You are using an outdated browser.
Please upgrade your browser
and improve your visit to our site.
Skip Navigation

The GOP Can't Survive Without the Tea Party

Getty/Justin Sullivan

Apparently, it’s become fashionable to wonder whether fissures in the GOP might eventually grow into a schism, with tea party candidates mounting independent challenges to the GOP in the 2014 elections. Last night, David Frum went a step farther, writing that a tea party exodus might actually help Republicans by freeing them of Sarah Palin and Ted Cruz, allowing the GOP to slide back to the political center. It's a centrist fantasy.

If Republicans think they have a pathway to victory without the tea party, they’re sorely mistaken. The tea party is not some small, fringe element of the Republican coalition. It's not the Buchanan 2000 vote, or something.
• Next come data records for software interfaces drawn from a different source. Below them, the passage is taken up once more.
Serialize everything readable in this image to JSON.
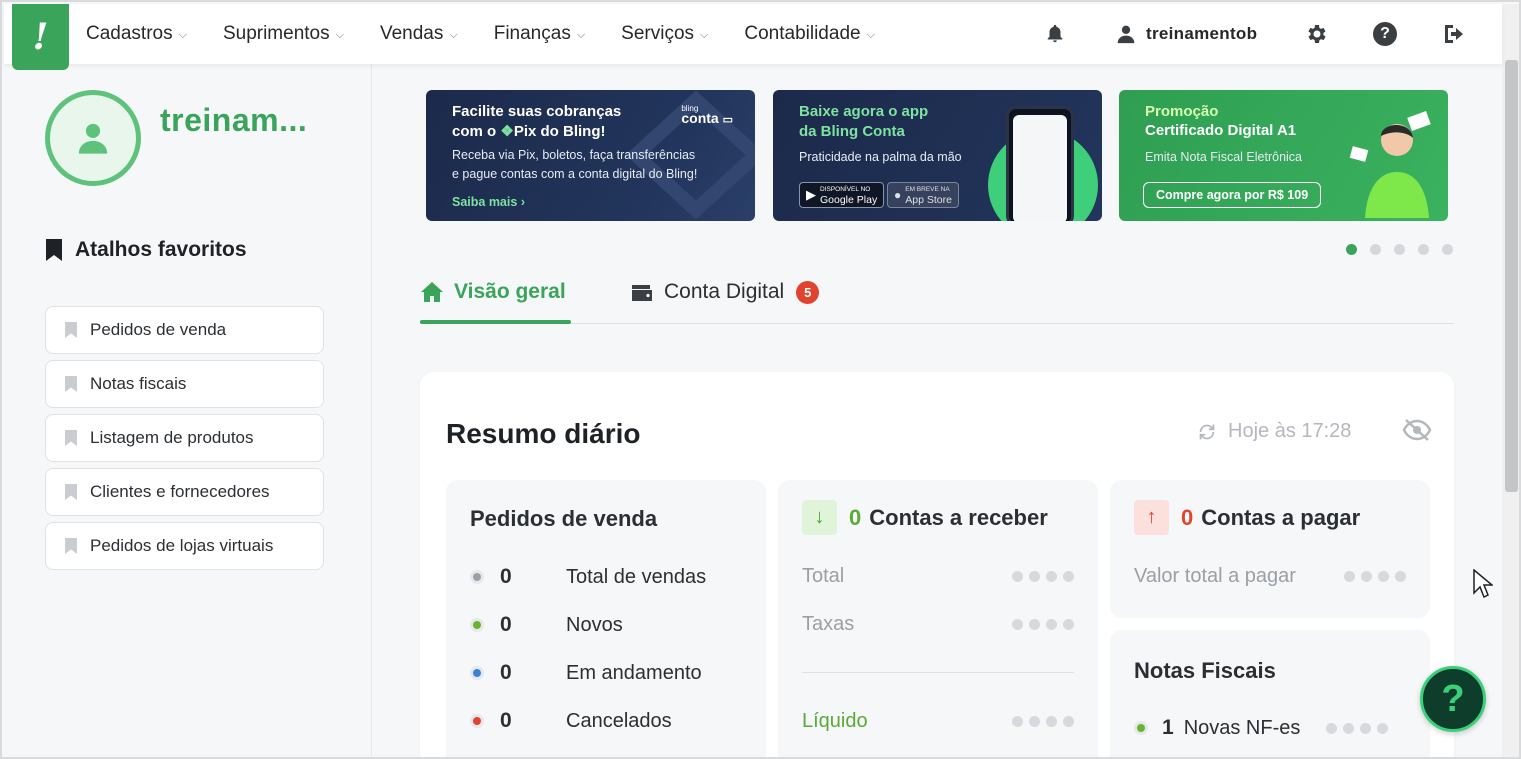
{
  "topbar": {
    "logo_text": "!",
    "nav": [
      "Cadastros",
      "Suprimentos",
      "Vendas",
      "Finanças",
      "Serviços",
      "Contabilidade"
    ],
    "user_name": "treinamentob",
    "help_glyph": "?"
  },
  "sidebar": {
    "profile_name": "treinam...",
    "favorites_title": "Atalhos favoritos",
    "favorites": [
      "Pedidos de venda",
      "Notas fiscais",
      "Listagem de produtos",
      "Clientes e fornecedores",
      "Pedidos de lojas virtuais"
    ]
  },
  "banners": {
    "b1": {
      "title_a": "Facilite suas cobranças",
      "title_b": "com o",
      "title_hl": "Pix do Bling!",
      "brand_small": "bling",
      "brand": "conta",
      "sub1": "Receba via Pix, boletos, faça transferências",
      "sub2": "e pague contas com a conta digital do Bling!",
      "link": "Saiba mais"
    },
    "b2": {
      "title1": "Baixe agora o app",
      "title2": "da Bling Conta",
      "sub": "Praticidade na palma da mão",
      "gp_small": "DISPONÍVEL NO",
      "gp": "Google Play",
      "as_small": "EM BREVE NA",
      "as": "App Store"
    },
    "b3": {
      "title1": "Promoção",
      "title2": "Certificado Digital A1",
      "sub": "Emita Nota Fiscal Eletrônica",
      "cta_a": "Compre agora",
      "cta_b": "por R$ 109"
    }
  },
  "carousel": {
    "count": 5,
    "active": 1
  },
  "tabs": {
    "overview": "Visão geral",
    "digital": "Conta Digital",
    "digital_badge": "5"
  },
  "summary": {
    "title": "Resumo diário",
    "refresh": "Hoje às 17:28",
    "orders": {
      "title": "Pedidos de venda",
      "rows": [
        {
          "value": "0",
          "label": "Total de vendas",
          "color": "#9aa0a6"
        },
        {
          "value": "0",
          "label": "Novos",
          "color": "#6ab42f"
        },
        {
          "value": "0",
          "label": "Em andamento",
          "color": "#3b82d6"
        },
        {
          "value": "0",
          "label": "Cancelados",
          "color": "#e0442f"
        }
      ]
    },
    "receivable": {
      "arrow": "↓",
      "count": "0",
      "title": "Contas a receber",
      "total": "Total",
      "fees": "Taxas",
      "net": "Líquido"
    },
    "payable": {
      "arrow": "↑",
      "count": "0",
      "title": "Contas a pagar",
      "total": "Valor total a pagar"
    },
    "invoices": {
      "title": "Notas Fiscais",
      "count": "1",
      "label": "Novas NF-es"
    }
  },
  "fab": {
    "label": "?"
  }
}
The tea party is the Republican Party, at least as much as any single constituency can claim, with the possible and overlapping exception of Evangelicals.

According to a July Pew Research survey, Tea Party Republicans make up nearly half (49 percent) of the Republican primary electorate and fully 37 percent of Republicans and Republican-leaners.  So long as Democrats remain modestly unified, it is not conceivable that Republicans could compensate for the loss of anything near 37 percent of Republicans and Republican-leaners with gains among moderates and independents. Once a Republican realized there aren’t enough opportunities to win without the tea party, the centrist fantasy would come to an end. Republicans would immediately tack back to their right, in an effort to consolidate the Republican coalition.

Harry Truman’s success, cited by Frum, is the exception, not the rule. In 1948, Truman did face two third-party challenges, but they weren't comparable to jettisoning half of the Repubican base. Thurmond won 2.41 percent of the popular vote, Wallace won 2.37 percent. And when you look at the more significant third party challenges, like Perot, Wallace, or Theodore Roosevelt, it's hard to find one that goes so well for the suffering party.

A more recent is example is the 2010 gubernatorial contest in Colorado, when Tom Tancredo ran as a Constitution Party candidate. Unsurprisingly, neither Tancredo nor his Republican opponent, Dan Maes, made any inroads into the state’s Democratic coalition. As a result, Democrat John Hickenlooper easily prevailed over a divided field, winning by 15 points with just 51 percent of the vote. If conservatives want to divide themselves over tactical issues, that’s exactly the result they should expect.